Friday, 10 July 2009 10:55
Ask yourself some questions:
- How deep should you plan?
- How far out should you plan?
- Should you use rolling forecasts?
- How often should you re-evaluate your strategy?
- How many people need to be involved?
- How quickly can you respond to opportunities or threats?
- Is your planning locked into spreadsheets that fail?
- How wrong can you afford to be?
These are some of the big questions you need to answer to reveal how and what you need to map out the direction of your company.
How Deep Should You Plan?
Do you really need to forecast how much stationery a profit centre will spend? Or do you trust the manager to forecast at a higher level with say ten categories that really matter (such as Salaries, On Costs, Premises etc.). Does your organisation also need to plan at the Profit Centre, or is a higher node of your business more relevant?
How Far Out Should You Plan?
What’s the relevant horizon you should use for planning? Is it 3 months, 15 months or 3 years? How quickly can you get stock? How fast can you gear up your staff? What are your cash requirements? Does your whole business need to use the same horizon? Do you have to comply with a parent company’s requirements? These are all questions that will all determine the relevancy of time in your planning.
Should You Use Rolling Forecasts?
Do you need to forecast for fixed financial years or you would be better to use rolling forecasts? Is it really relevant to your business that you forecast to the end of the financial year? Or should you be thinking about your business cycles and planning around those and then using a reporting environment to aggregation for the financial year?
How often should you re-evaluate your strategy?
Is your business dynamic? Is the market fast changing? Or is it mature and extremely stable, with constant demand, low staff turnover and virtually guaranteed cashflow? The speed that you need to be able to react will determine how often you need to adjust your strategy. It may be weekly or monthly, quarterly or even yearly.
How many people need to be involved?
Who does your planning now? Who should? Is it one department or many? Are they all located in a single office or spread? Should your business managers “own” their plans? Best practice would tend towards high involvement and a top down approach, but how do you integrate the two?
How quickly can you respond to opportunities or threats?
Other than regular evaluation of your strategy, how quickly can your business respond when threatened or when there’s a major opportunity? Will you have the cash when you need it? Or the people, raw materials, bandwidth, culture or skill to react appropriately.
Is your planning locked into spreadsheets that fail?
Have you ever:
- used the “Save As” button in a spreadsheet – and thereby created yet another version of the truth?
- seen a formula like “=A1+A2+50000”, with the $50k added because someone wanted a specific answer that then destroyed the credibility of the spreadsheet.
- Changed the name of a folder and broken all the links to another spreadsheet?
If you've used spreadsheets for complex business planning, the answer is probably yes.
How wrong can you afford to be?
Sounds a dumb question, doesn’t it? It’s actually probably the most important.

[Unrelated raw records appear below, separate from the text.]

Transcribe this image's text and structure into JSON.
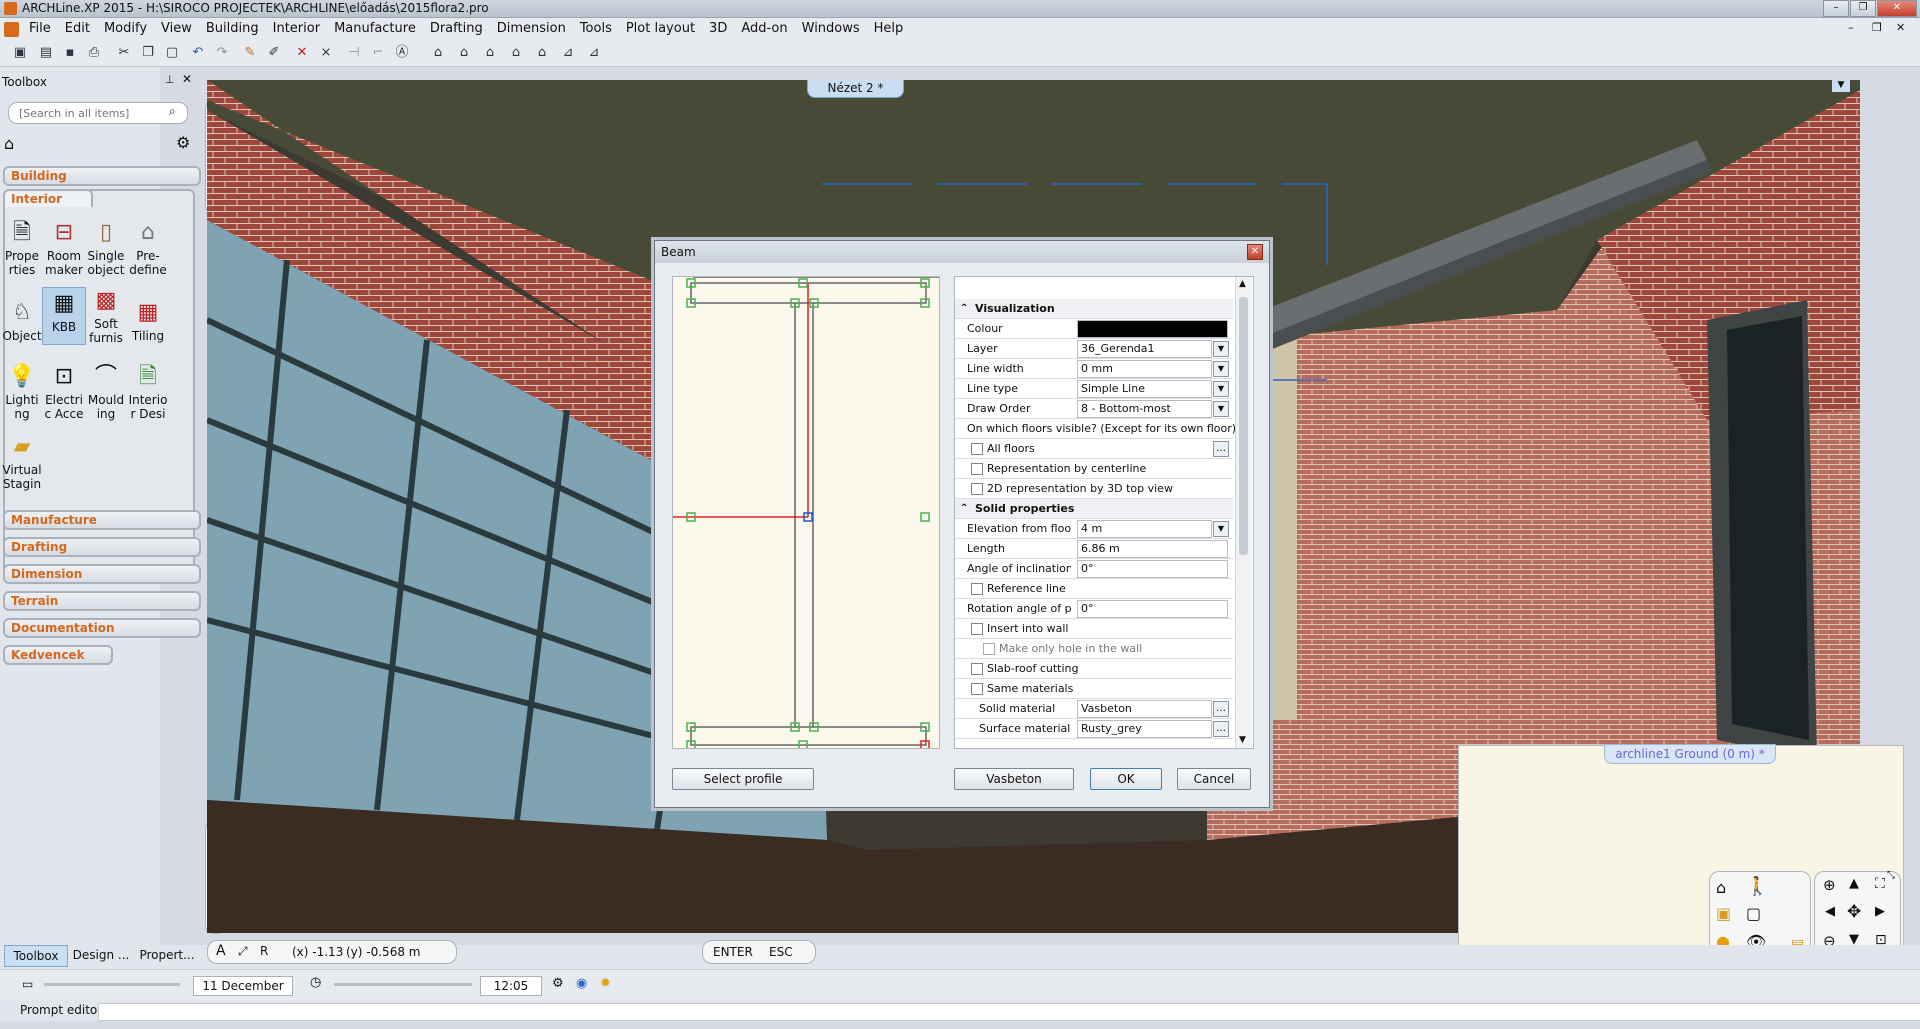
{
  "window": {
    "title": "ARCHLine.XP 2015 - H:\\SIROCO PROJECTEK\\ARCHLINE\\előadás\\2015flora2.pro"
  },
  "menu": [
    "File",
    "Edit",
    "Modify",
    "View",
    "Building",
    "Interior",
    "Manufacture",
    "Drafting",
    "Dimension",
    "Tools",
    "Plot layout",
    "3D",
    "Add-on",
    "Windows",
    "Help"
  ],
  "toolbox": {
    "title": "Toolbox",
    "search_placeholder": "[Search in all items]",
    "categories_top": [
      "Building",
      "Interior"
    ],
    "tools": [
      {
        "label": "Prope rties",
        "icon": "properties-icon"
      },
      {
        "label": "Room maker",
        "icon": "room-maker-icon"
      },
      {
        "label": "Single object",
        "icon": "single-object-icon"
      },
      {
        "label": "Pre- define",
        "icon": "predefine-icon"
      },
      {
        "label": "Object",
        "icon": "object-icon"
      },
      {
        "label": "KBB",
        "icon": "kbb-icon"
      },
      {
        "label": "Soft furnis",
        "icon": "soft-furnishing-icon"
      },
      {
        "label": "Tiling",
        "icon": "tiling-icon"
      },
      {
        "label": "Lighti ng",
        "icon": "lighting-icon"
      },
      {
        "label": "Electri c Acce",
        "icon": "electric-icon"
      },
      {
        "label": "Mould ing",
        "icon": "moulding-icon"
      },
      {
        "label": "Interio r Desi",
        "icon": "interior-design-icon"
      },
      {
        "label": "Virtual Stagin",
        "icon": "virtual-staging-icon"
      }
    ],
    "categories_bottom": [
      "Manufacture",
      "Drafting",
      "Dimension",
      "Terrain",
      "Documentation",
      "Kedvencek"
    ]
  },
  "viewport": {
    "tab": "Nézet 2 *"
  },
  "dialog": {
    "title": "Beam",
    "section_visualization": "Visualization",
    "rows_vis": [
      {
        "label": "Colour",
        "value": "",
        "type": "colour"
      },
      {
        "label": "Layer",
        "value": "36_Gerenda1",
        "type": "dropdown"
      },
      {
        "label": "Line width",
        "value": "0 mm",
        "type": "dropdown"
      },
      {
        "label": "Line type",
        "value": "Simple Line",
        "type": "dropdown"
      },
      {
        "label": "Draw Order",
        "value": "8 - Bottom-most",
        "type": "dropdown"
      }
    ],
    "floors_question": "On which floors visible? (Except for its own floor)",
    "all_floors": "All floors",
    "rep_centerline": "Representation by centerline",
    "rep_2d": "2D representation by 3D top view",
    "section_solid": "Solid properties",
    "elevation_label": "Elevation from floor",
    "elevation_value": "4 m",
    "length_label": "Length",
    "length_value": "6.86 m",
    "angle_label": "Angle of inclination",
    "angle_value": "0°",
    "reference_line": "Reference line",
    "rotation_label": "Rotation angle of pr...",
    "rotation_value": "0°",
    "insert_wall": "Insert into wall",
    "make_hole": "Make only hole in the wall",
    "slab_roof": "Slab-roof cutting",
    "same_materials": "Same materials",
    "solid_material_label": "Solid material",
    "solid_material_value": "Vasbeton",
    "surface_material_label": "Surface material",
    "surface_material_value": "Rusty_grey",
    "btn_select_profile": "Select profile",
    "btn_vasbeton": "Vasbeton",
    "btn_ok": "OK",
    "btn_cancel": "Cancel"
  },
  "minimap": {
    "tab": "archline1 Ground (0 m) *"
  },
  "coords": {
    "x": "(x) -1.13",
    "y": "(y) -0.568 m"
  },
  "enter_esc": {
    "enter": "ENTER",
    "esc": "ESC"
  },
  "bottom_tabs": [
    "Toolbox",
    "Design ...",
    "Propert..."
  ],
  "date": "11 December",
  "time": "12:05",
  "prompt": "Prompt editor"
}
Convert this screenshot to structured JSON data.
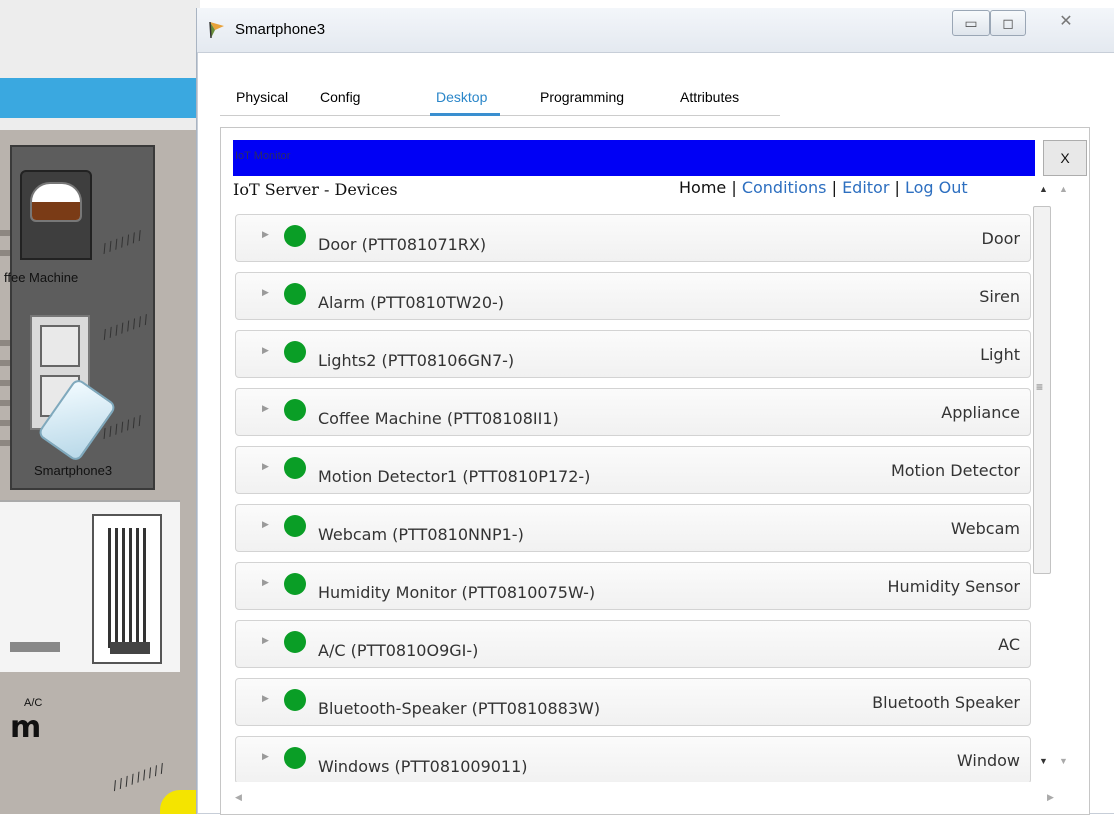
{
  "workspace": {
    "coffee_label": "ffee Machine",
    "phone_label": "Smartphone3",
    "ac_label": "A/C"
  },
  "window": {
    "title": "Smartphone3",
    "controls": {
      "minimize": "▭",
      "maximize": "◻",
      "close": "✕"
    }
  },
  "tabs": [
    {
      "label": "Physical",
      "active": false
    },
    {
      "label": "Config",
      "active": false
    },
    {
      "label": "Desktop",
      "active": true
    },
    {
      "label": "Programming",
      "active": false
    },
    {
      "label": "Attributes",
      "active": false
    }
  ],
  "iot": {
    "window_title": "IoT Monitor",
    "close_label": "X",
    "heading": "IoT Server - Devices",
    "nav": {
      "home": "Home",
      "sep": " | ",
      "conditions": "Conditions",
      "editor": "Editor",
      "logout": "Log Out"
    },
    "status_color": "#0a9e26",
    "devices": [
      {
        "name": "Door (PTT081071RX)",
        "type": "Door"
      },
      {
        "name": "Alarm (PTT0810TW20-)",
        "type": "Siren"
      },
      {
        "name": "Lights2 (PTT08106GN7-)",
        "type": "Light"
      },
      {
        "name": "Coffee Machine (PTT08108II1)",
        "type": "Appliance"
      },
      {
        "name": "Motion Detector1 (PTT0810P172-)",
        "type": "Motion Detector"
      },
      {
        "name": "Webcam (PTT0810NNP1-)",
        "type": "Webcam"
      },
      {
        "name": "Humidity Monitor (PTT0810075W-)",
        "type": "Humidity Sensor"
      },
      {
        "name": "A/C (PTT0810O9GI-)",
        "type": "AC"
      },
      {
        "name": "Bluetooth-Speaker (PTT0810883W)",
        "type": "Bluetooth Speaker"
      },
      {
        "name": "Windows (PTT081009011)",
        "type": "Window"
      }
    ]
  }
}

If you’re planning out 15 months and your business cycle is 3 months, then getting the 15th month wrong probably doesn’t matter. However, getting the 3rd month significantly wrong and basing your decisions on the “absolutes” calculated in your forecast could be very painful. No plan is ever perfect. Most companies don’t even approach 90% accuracy even one month out when forecasting.
Last Updated ( Thursday, 30 July 2009 14:48 )